In recent years courts in several jurisdictions have recognized a legal claim or theory of recovery known as “tortious interference with intended bequest”. This legal theory has grown out of the recognition that people are often able to frustrate the intentions of others who wish to amend their wills or trusts to benefit someone who has come into, or returned to, their lives, or to more accurate reflect the state of their relationships.

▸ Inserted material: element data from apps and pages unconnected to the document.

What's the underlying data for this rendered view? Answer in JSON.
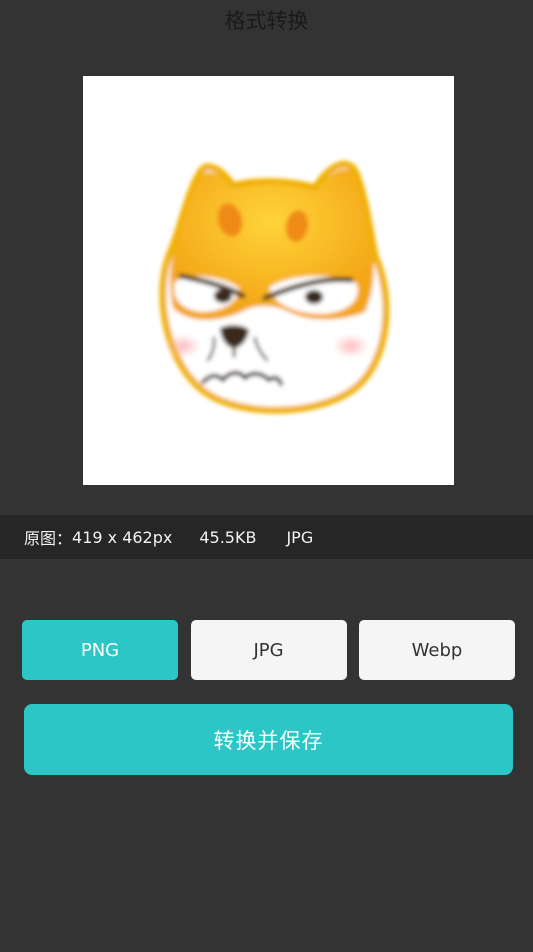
{
  "header": {
    "title": "格式转换"
  },
  "image_info": {
    "label": "原图：",
    "dimensions": "419 x 462px",
    "file_size": "45.5KB",
    "file_type": "JPG"
  },
  "formats": {
    "options": [
      "PNG",
      "JPG",
      "Webp"
    ],
    "selected": "PNG"
  },
  "actions": {
    "convert_label": "转换并保存"
  },
  "colors": {
    "background": "#333333",
    "accent": "#2cc6c6",
    "info_bar": "#262626",
    "button_inactive": "#f5f5f5"
  }
}
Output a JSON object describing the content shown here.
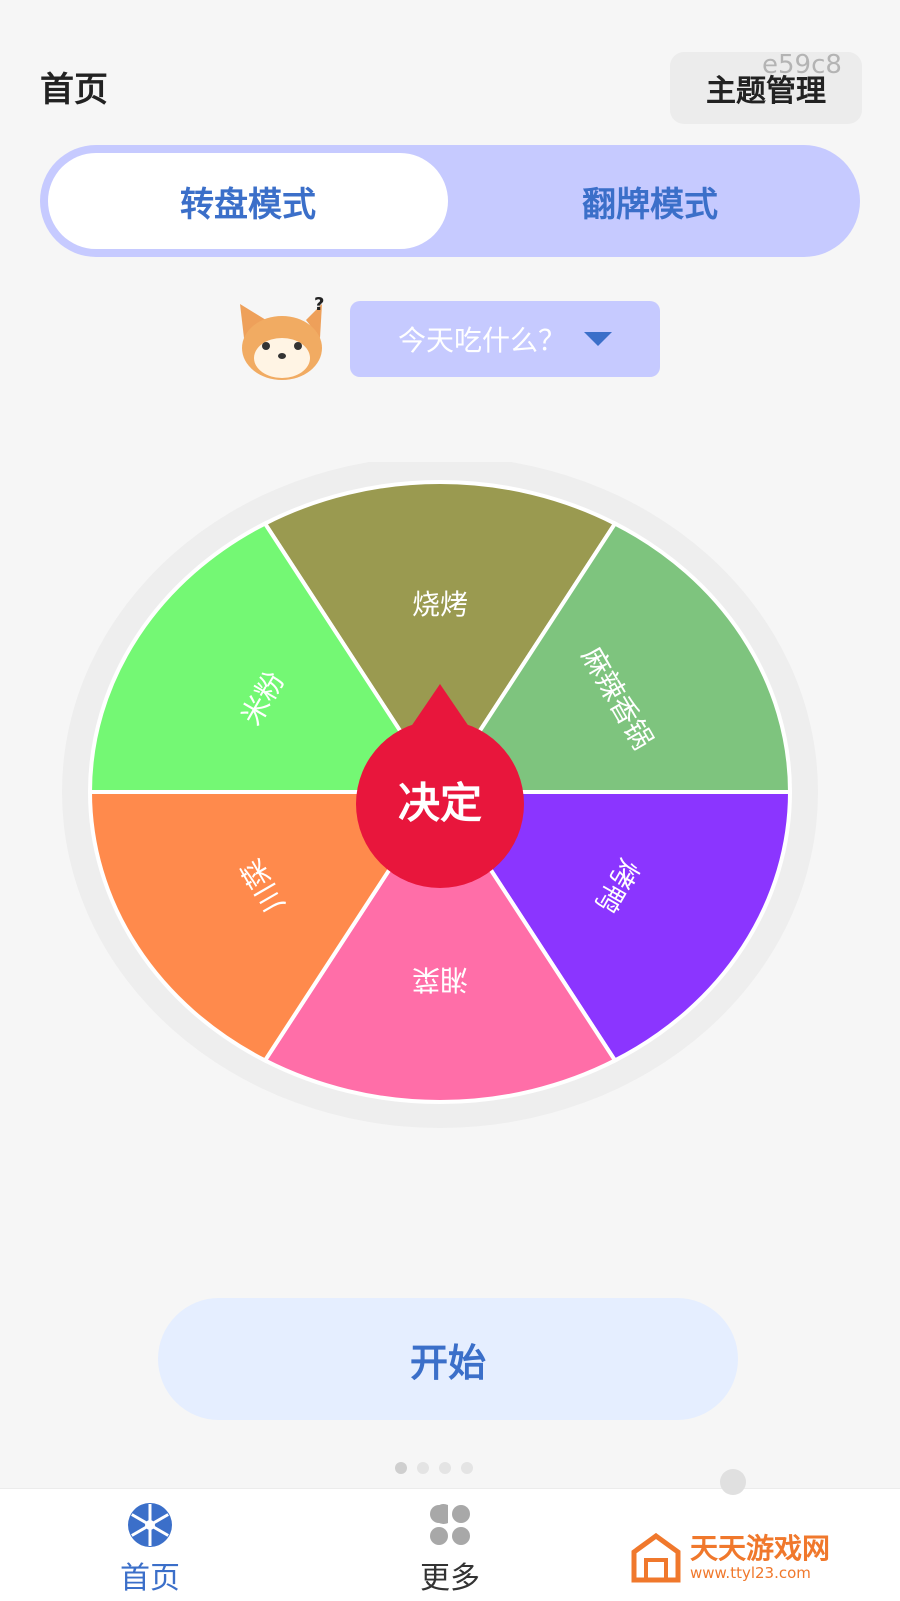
{
  "header": {
    "title": "首页",
    "theme_button": "主题管理",
    "watermark": "e59c8"
  },
  "mode_switch": {
    "tabs": [
      {
        "label": "转盘模式",
        "active": true
      },
      {
        "label": "翻牌模式",
        "active": false
      }
    ]
  },
  "topic": {
    "mascot_icon": "shiba-dog-icon",
    "selected": "今天吃什么？"
  },
  "wheel": {
    "center_label": "决定",
    "center_color": "#e8163c",
    "segments": [
      {
        "label": "烧烤",
        "color": "#9a9a50"
      },
      {
        "label": "麻辣香锅",
        "color": "#7ec47e"
      },
      {
        "label": "烤鸭",
        "color": "#8b35ff"
      },
      {
        "label": "湘菜",
        "color": "#ff6ea8"
      },
      {
        "label": "川菜",
        "color": "#ff8a4c"
      },
      {
        "label": "米粉",
        "color": "#74f874"
      }
    ]
  },
  "start_button": "开始",
  "bottom_nav": {
    "items": [
      {
        "label": "首页",
        "icon": "wheel-icon",
        "active": true
      },
      {
        "label": "更多",
        "icon": "grid-icon",
        "active": false
      }
    ]
  },
  "branding": {
    "name": "天天游戏网",
    "url": "www.ttyl23.com"
  },
  "colors": {
    "accent": "#3b6fc9",
    "switch_bg": "#c6caff",
    "start_bg": "#e5eeff"
  }
}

This can play itself out in several real world situations. More and more elderly people are foregoing long-term care in nursing homes in favor of living with children and grandchildren. In many instances children spend much of their savings or net worth caring for an elderly parent. These are situations in which a parent may feel an “indebtedness of gratitude” to the child taking care of them. But what if, in later years, children who were estranged or emotionally distant from their parents return to their lives for all the right reasons? And what if the “caregiving” child limits access to their sibling or otherwise persuades their mother or father from making a change to a will or trust to recognize the change in that relationship?
Courts in Florida, Iowa and Missouri have validated the right to bring a claim for tortious interference with an intended bequest. The elements necessary to prove such a claim are strict—it requires a showing of the use of improper means (e.g. undue influence) and continuously until death. The Florida and Missouri courts have even allowed such a claim to be made as part of the process of probating the will; in other words, the claim can be advanced as a will contest and not as a separate lawsuit.
Although few states have formally recognized this theory, it is not a far-fetched theory of recovery. The preeminent scholars in the area of tort law, Prosser & Keeton, wrote about it in a positive vein several decades ago. It is time that Massachusetts formally recognized the theory. I have seen judges in the Probate Court be receptive to arguments that the theory should be validated, and perhaps we will soon see the day when our appellate courts put their stamp of approval on it.